Discipline vs Motivation

One topic that regularly crops up on game dev communities is that of motivation. What do you do when you no longer feel passionate about your game? How do you push through that last 20% and actually complete? This scenario (which everyone goes through) is where discipline trumps motivation. Starting a new project is exciting, you’re brimming with ideas, seeing new features implemented every hour, it’s all coming together faster than you thought. Then you iterate, fix bugs, cut scope, add sound, update UI, work on a build system, start marketing and churn churn churn. Suddenly it’s just not fun anymore. You fire up your code editor, stare for a while, not sure where to begin and then close it. Days pass without you working on the game, then weeks, then months. A new idea pops into your head, and the whole process starts again.

Sound familiar? Don’t beat yourself up, this happens to almost everyone. The common trait that those who regularly ship games have is discipline. Simply put, motivation is doing something when you feel like it, whereas discipline is doing something even when you don’t feel like. If you want to break the cycle of not shipping, you need to learn discipline and start building healthy, consistent habits.

Do a least one small thing every day The single best habit I developed, which helped with my discipline, was doing one thing on my game every day. It didn’t matter how big or small that was, I had to at least do one thing. There have been times when that meant writing a procedural map generator, using simplex noise, generating temperature, rain-fall and biomes. Other times, that was simply scribbling down a game mechanic just before I got into bed.

Many times I sat in front of my code, frustrated with zero motivation to start fixing some mechanic. I would force myself to do something, anything. I would set a goal of 10 minutes of coding before I could make a coffee for myself. Often that 10 minutes would lead to 30 minutes or an hour. I would look at the clock, surprised with how much time had gone. Sometimes just getting started is the biggest hurdle*.

*Tip: Leave your code in a forced broken state before finishing for the day. You’ll know where to exactly where to pick up from next time.

Avoid Feature Creep

Time is a precious resource when working a full-time job, so it’s necessary to avoid getting bogged down in mechanics that you just don’t need. Try to focus solely on the core game mechanics and loop. This should be a small vertical slice that really drills into what is actually fun about the game. Feature creep will add extra load and distract you from the important tasks.

I actively maintain an ‘ice box’ list of features that are nice-to-haves but not important for the first version. This helps me to focus on the core game mechanics and loop, with time to polish them before shipping. I can always revisit my list of nice-to-have features post-launch.

Practice (game jams)

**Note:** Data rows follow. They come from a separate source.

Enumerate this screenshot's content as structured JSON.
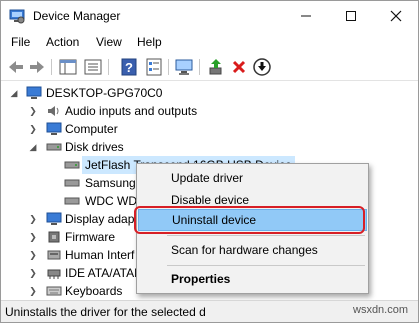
{
  "window": {
    "title": "Device Manager"
  },
  "menu": [
    "File",
    "Action",
    "View",
    "Help"
  ],
  "tree": {
    "root": "DESKTOP-GPG70C0",
    "items": [
      {
        "label": "Audio inputs and outputs"
      },
      {
        "label": "Computer"
      },
      {
        "label": "Disk drives"
      },
      {
        "label": "JetFlash Transcend 16GB USB Device"
      },
      {
        "label": "Samsung"
      },
      {
        "label": "WDC WD"
      },
      {
        "label": "Display adapt"
      },
      {
        "label": "Firmware"
      },
      {
        "label": "Human Interf"
      },
      {
        "label": "IDE ATA/ATAP"
      },
      {
        "label": "Keyboards"
      }
    ]
  },
  "context_menu": {
    "items": [
      "Update driver",
      "Disable device",
      "Uninstall device",
      "Scan for hardware changes",
      "Properties"
    ],
    "highlighted": "Uninstall device"
  },
  "status": {
    "text": "Uninstalls the driver for the selected d"
  },
  "watermark": "wsxdn.com",
  "colors": {
    "selection": "#cce8ff",
    "highlight": "#91c9f7",
    "annotation": "#d71f26"
  }
}
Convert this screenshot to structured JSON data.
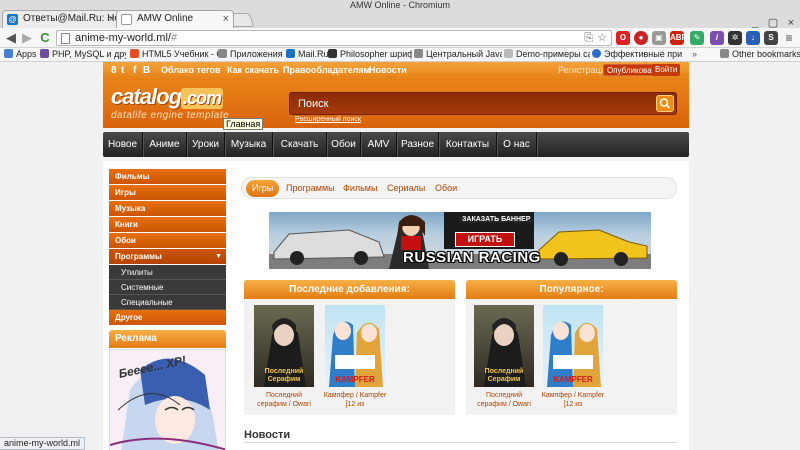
{
  "window": {
    "title": "AMW Online - Chromium"
  },
  "tabs": [
    {
      "label": "Ответы@Mail.Ru: Не о",
      "icon": "mail-icon",
      "active": false
    },
    {
      "label": "AMW Online",
      "icon": "page-icon",
      "active": true
    }
  ],
  "address_bar": {
    "url_main": "anime-my-world.ml/",
    "url_hash": "#"
  },
  "bookmarks": [
    {
      "label": "Apps",
      "icon": "apps-icon",
      "color": "#4a7fd6"
    },
    {
      "label": "PHP, MySQL и друг",
      "icon": "php-icon",
      "color": "#6b4fa0"
    },
    {
      "label": "HTML5 Учебник - С",
      "icon": "html5-icon",
      "color": "#e44d26"
    },
    {
      "label": "Приложения",
      "icon": "folder-icon",
      "color": "#888888"
    },
    {
      "label": "Mail.Ru",
      "icon": "mail-icon",
      "color": "#1e73be"
    },
    {
      "label": "Philosopher шрифт",
      "icon": "font-icon",
      "color": "#333333"
    },
    {
      "label": "Центральный Java",
      "icon": "folder-icon",
      "color": "#888888"
    },
    {
      "label": "Demo-примеры са",
      "icon": "doc-icon",
      "color": "#888888"
    },
    {
      "label": "Эффективные при",
      "icon": "wiki-icon",
      "color": "#2a6ad0"
    }
  ],
  "bookmarks_other": "Other bookmarks",
  "site": {
    "top_links": [
      "Облако тегов",
      "Как скачать",
      "Правообладателям",
      "Новости"
    ],
    "register": "Регистрация",
    "publish": "Опубликовать",
    "login": "Войти",
    "logo_main": "catalog",
    "logo_dot": ".com",
    "logo_sub": "datalife engine template",
    "tooltip": "Главная",
    "search_placeholder": "Поиск",
    "advanced_search": "Расширенный поиск",
    "nav": [
      "Новое",
      "Аниме",
      "Уроки",
      "Музыка",
      "Скачать",
      "Обои",
      "AMV",
      "Разное",
      "Контакты",
      "О нас"
    ],
    "sidebar": [
      "Фильмы",
      "Игры",
      "Музыка",
      "Книги",
      "Обои",
      "Программы"
    ],
    "sidebar_sub": [
      "Утилиты",
      "Системные",
      "Специальные"
    ],
    "sidebar_after": "Другое",
    "ad_title": "Реклама",
    "ad_text": "Бееее... XP!",
    "categories": [
      "Игры",
      "Программы",
      "Фильмы",
      "Сериалы",
      "Обои"
    ],
    "banner": {
      "title": "RUSSIAN RACING",
      "play": "ИГРАТЬ",
      "order": "ЗАКАЗАТЬ БАННЕР"
    },
    "latest_title": "Последние добавления:",
    "popular_title": "Популярное:",
    "latest_items": [
      {
        "title": "Последний серафим / Owari",
        "cover_text": "Последний Серафим"
      },
      {
        "title": "Кампфер / Kampfer [12 из",
        "cover_text": "KAMPFER"
      }
    ],
    "popular_items": [
      {
        "title": "Последний серафим / Owari",
        "cover_text": "Последний Серафим"
      },
      {
        "title": "Кампфер / Kampfer [12 из",
        "cover_text": "KAMPFER"
      }
    ],
    "news_title": "Новости"
  },
  "status_bar": "anime-my-world.ml",
  "colors": {
    "accent": "#e57f14",
    "nav_dark": "#2a2a2a",
    "link": "#b04500"
  }
}
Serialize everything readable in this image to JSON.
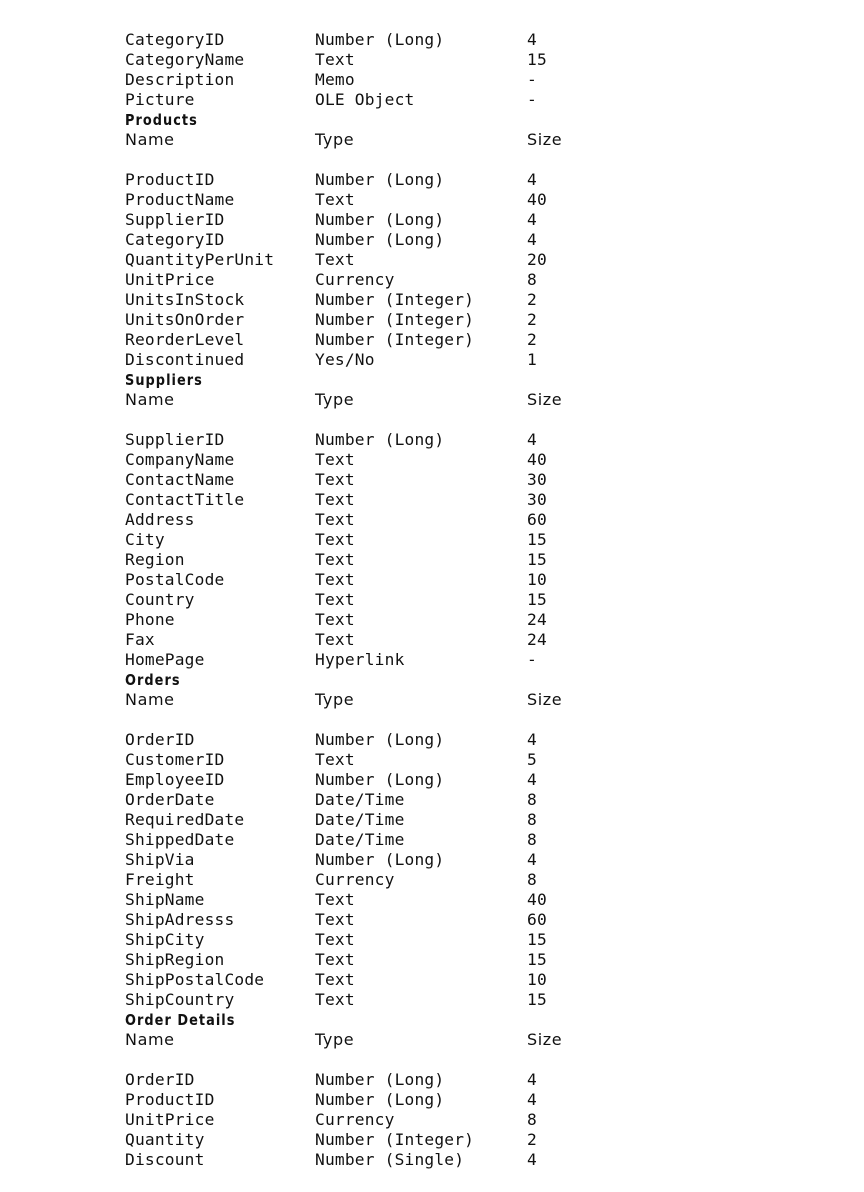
{
  "header_labels": {
    "name": "Name",
    "type": "Type",
    "size": "Size"
  },
  "tables": [
    {
      "title": "",
      "show_header": false,
      "fields": [
        [
          "CategoryID",
          "Number (Long)",
          "4"
        ],
        [
          "CategoryName",
          "Text",
          "15"
        ],
        [
          "Description",
          "Memo",
          "-"
        ],
        [
          "Picture",
          "OLE Object",
          "-"
        ]
      ]
    },
    {
      "title": "Products",
      "show_header": true,
      "fields": [
        [
          "ProductID",
          "Number (Long)",
          "4"
        ],
        [
          "ProductName",
          "Text",
          "40"
        ],
        [
          "SupplierID",
          "Number (Long)",
          "4"
        ],
        [
          "CategoryID",
          "Number (Long)",
          "4"
        ],
        [
          "QuantityPerUnit",
          "Text",
          "20"
        ],
        [
          "UnitPrice",
          "Currency",
          "8"
        ],
        [
          "UnitsInStock",
          "Number (Integer)",
          "2"
        ],
        [
          "UnitsOnOrder",
          "Number (Integer)",
          "2"
        ],
        [
          "ReorderLevel",
          "Number (Integer)",
          "2"
        ],
        [
          "Discontinued",
          "Yes/No",
          "1"
        ]
      ]
    },
    {
      "title": "Suppliers",
      "show_header": true,
      "fields": [
        [
          "SupplierID",
          "Number (Long)",
          "4"
        ],
        [
          "CompanyName",
          "Text",
          "40"
        ],
        [
          "ContactName",
          "Text",
          "30"
        ],
        [
          "ContactTitle",
          "Text",
          "30"
        ],
        [
          "Address",
          "Text",
          "60"
        ],
        [
          "City",
          "Text",
          "15"
        ],
        [
          "Region",
          "Text",
          "15"
        ],
        [
          "PostalCode",
          "Text",
          "10"
        ],
        [
          "Country",
          "Text",
          "15"
        ],
        [
          "Phone",
          "Text",
          "24"
        ],
        [
          "Fax",
          "Text",
          "24"
        ],
        [
          "HomePage",
          "Hyperlink",
          "-"
        ]
      ]
    },
    {
      "title": "Orders",
      "show_header": true,
      "fields": [
        [
          "OrderID",
          "Number (Long)",
          "4"
        ],
        [
          "CustomerID",
          "Text",
          "5"
        ],
        [
          "EmployeeID",
          "Number (Long)",
          "4"
        ],
        [
          "OrderDate",
          "Date/Time",
          "8"
        ],
        [
          "RequiredDate",
          "Date/Time",
          "8"
        ],
        [
          "ShippedDate",
          "Date/Time",
          "8"
        ],
        [
          "ShipVia",
          "Number (Long)",
          "4"
        ],
        [
          "Freight",
          "Currency",
          "8"
        ],
        [
          "ShipName",
          "Text",
          "40"
        ],
        [
          "ShipAdresss",
          "Text",
          "60"
        ],
        [
          "ShipCity",
          "Text",
          "15"
        ],
        [
          "ShipRegion",
          "Text",
          "15"
        ],
        [
          "ShipPostalCode",
          "Text",
          "10"
        ],
        [
          "ShipCountry",
          "Text",
          "15"
        ]
      ]
    },
    {
      "title": "Order Details",
      "show_header": true,
      "fields": [
        [
          "OrderID",
          "Number (Long)",
          "4"
        ],
        [
          "ProductID",
          "Number (Long)",
          "4"
        ],
        [
          "UnitPrice",
          "Currency",
          "8"
        ],
        [
          "Quantity",
          "Number (Integer)",
          "2"
        ],
        [
          "Discount",
          "Number (Single)",
          "4"
        ]
      ]
    }
  ]
}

One of the most vital skills to learn and habit to get into is actually finishing a game and shipping it. The smaller the game, the better. The skills you learn from each of these projects will sustain you when finally tackling something larger. My advice to every aspiring indie developer has always been to start really small and just ship. Gradually increase the complexity as you feel comfortable, but build upon your previous learnings. This approach builds discipline and confidence, knowing you can actually see projects through to the end.

Participating in game jams can be a really good way to flex your creativity and finish a game that people will play. Having a fixed deadline is a great motivator and forces you to cut scope and focus purely on the core gameplay. All skills that are vital when tackling a larger project.

Read more on: gamedev